Senator Francis Escudero has already expressed opposition to the plan. Saying that the government should instead use tax cuts and exemptions to save the jobless, so that their money would remain in their pockets rather than being used by the government to spend for them. For in doing so, the money might end up in the wrong pockets. But the senator’s plan isn’t right, says socio-economic planning secretary Ralph Recto. Recto says that the government cannot afford to lose revenues during times like these.
Another entity, in the person of James McCormack, head of Asia Pacific Sovereigns at Fitch Ratings, oppose the stimulus package. Saying that small governments such as that of the Philippines, “would find it difficult to collect such stimulus fund”.
So why does the government have to spend for us?
According to Budget Undersecretary Laura B. Pascua, most of the money would be spent on cash transfers for the poor, educational assistance to parents who have lost their jobs and infrastructure.
Taking people’s money to give it back to them? Sounds rather useless?

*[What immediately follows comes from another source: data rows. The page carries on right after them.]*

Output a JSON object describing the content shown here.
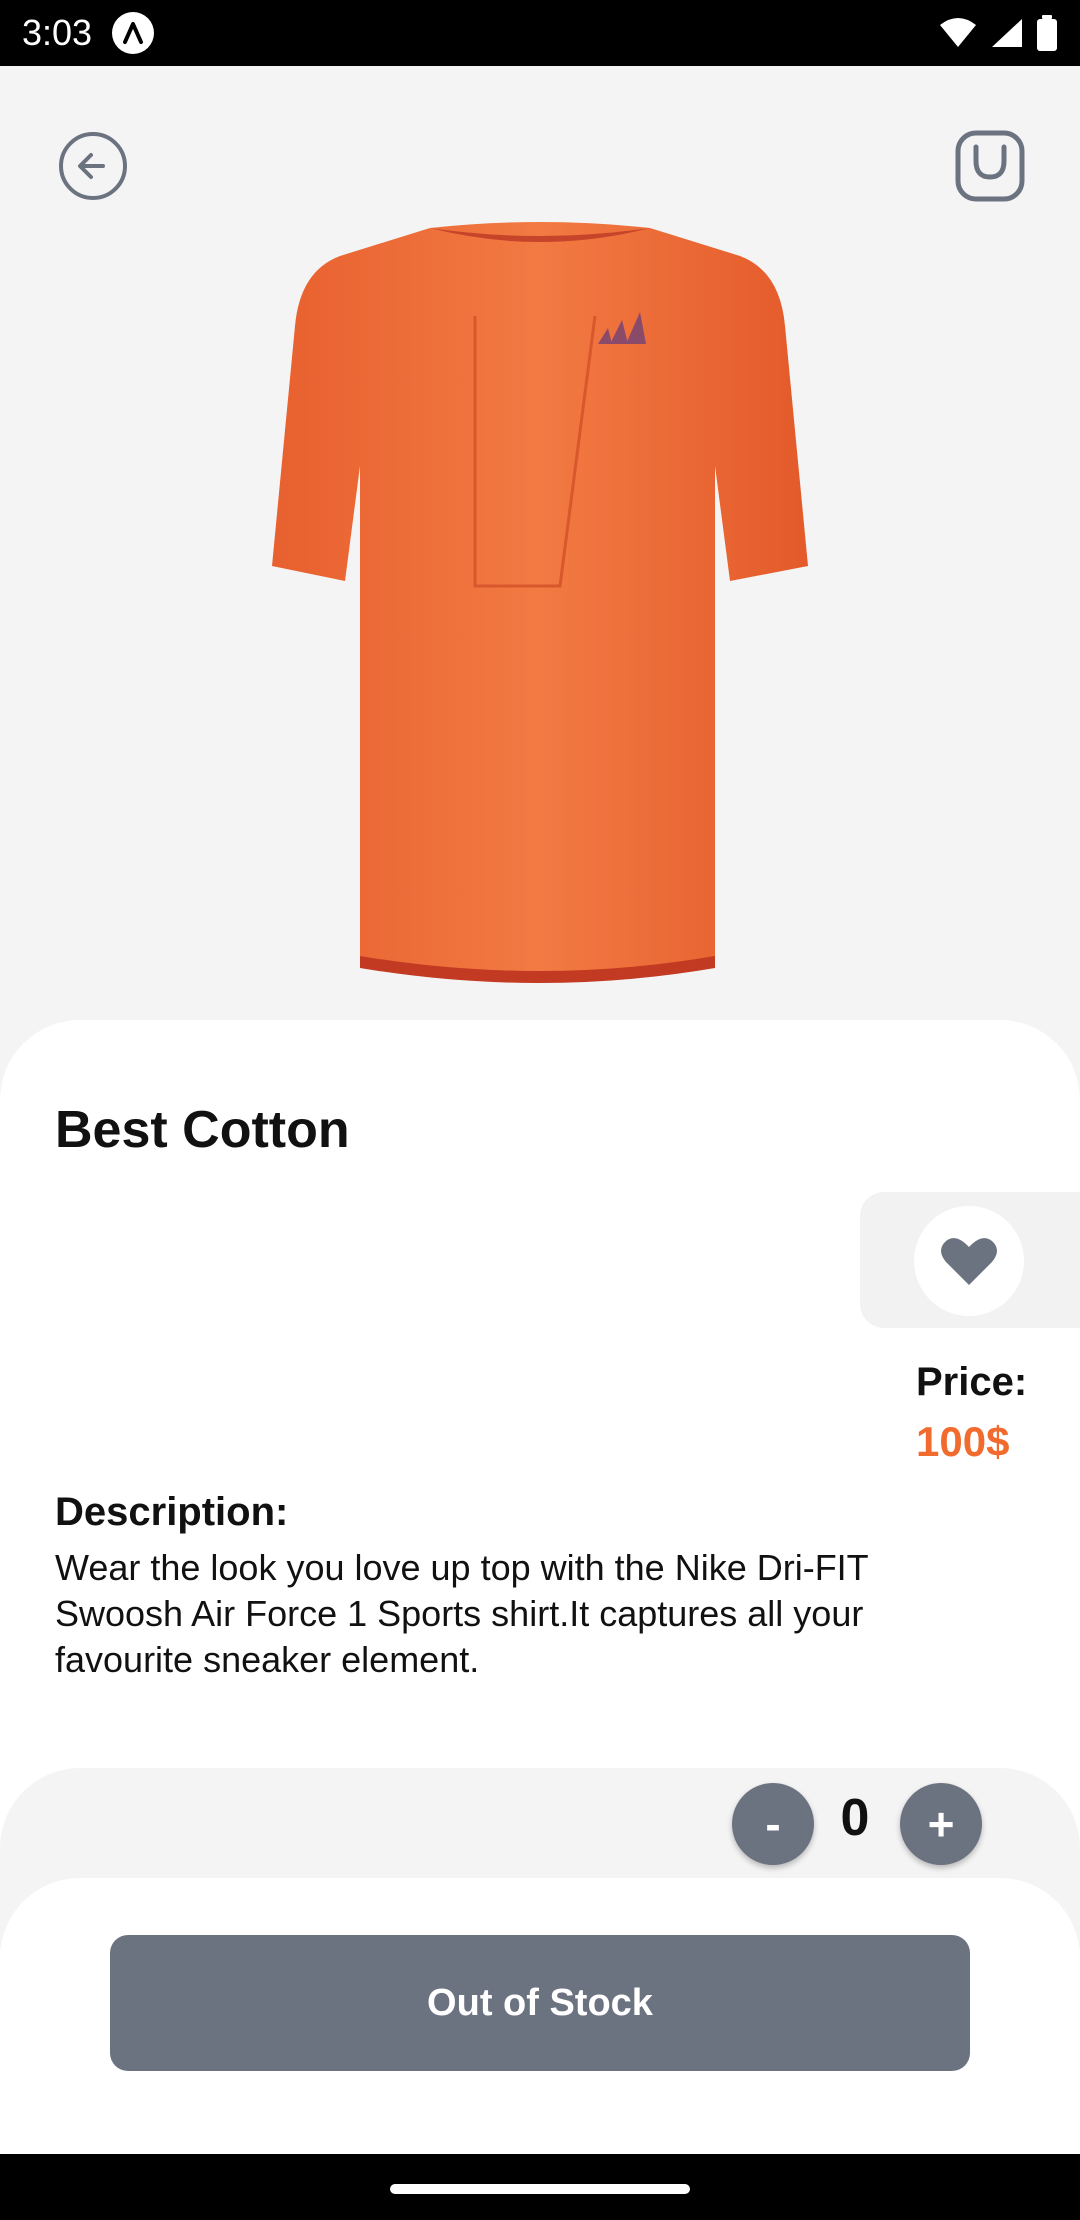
{
  "status_bar": {
    "time": "3:03"
  },
  "header": {
    "back_icon": "arrow-left-circle",
    "bag_icon": "shopping-bag"
  },
  "product": {
    "title": "Best Cotton",
    "image": "orange-tshirt",
    "price_label": "Price:",
    "price_value": "100$",
    "description_label": "Description:",
    "description": "Wear the look you love up top with the Nike Dri-FIT Swoosh Air Force 1 Sports shirt.It captures all your favourite sneaker element."
  },
  "favorite": {
    "icon": "heart"
  },
  "quantity": {
    "minus_label": "-",
    "value": "0",
    "plus_label": "+"
  },
  "cta": {
    "label": "Out of Stock"
  },
  "colors": {
    "accent": "#f26b2e",
    "button_gray": "#6b7280",
    "background": "#f4f4f4"
  }
}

Why bother taking money out of people’s pockets when you’re just going to give it back? Indeed, tax cuts and exemptions would sound and probably be more helpful to jobless Filipinos.
And another thing, government financial institutions (GFIs) like the LandBank, Social Security System (SSS) and Government Service Insurance System (GSIS) would each contribute P12.5B to the stimulus fund. Shouldn’t the government be concerned to increase GFI funds so that the poor could get a larger amount when they need it?
The government’s plan must be crafted from the plan of other countries like US and Japan, but they have to remember that the size of the country’s economy is not even comparable to that of the US or Japan. Smaller economies should be more modest in their actions.
Senator Escudero has a point, the government taking the people’s money is a dangerous thing. Where the money would end up in is as uncertain as today’s economy. We cannot afford to corrupt a single peso, unfortunately, our lawmakers don’t understand this.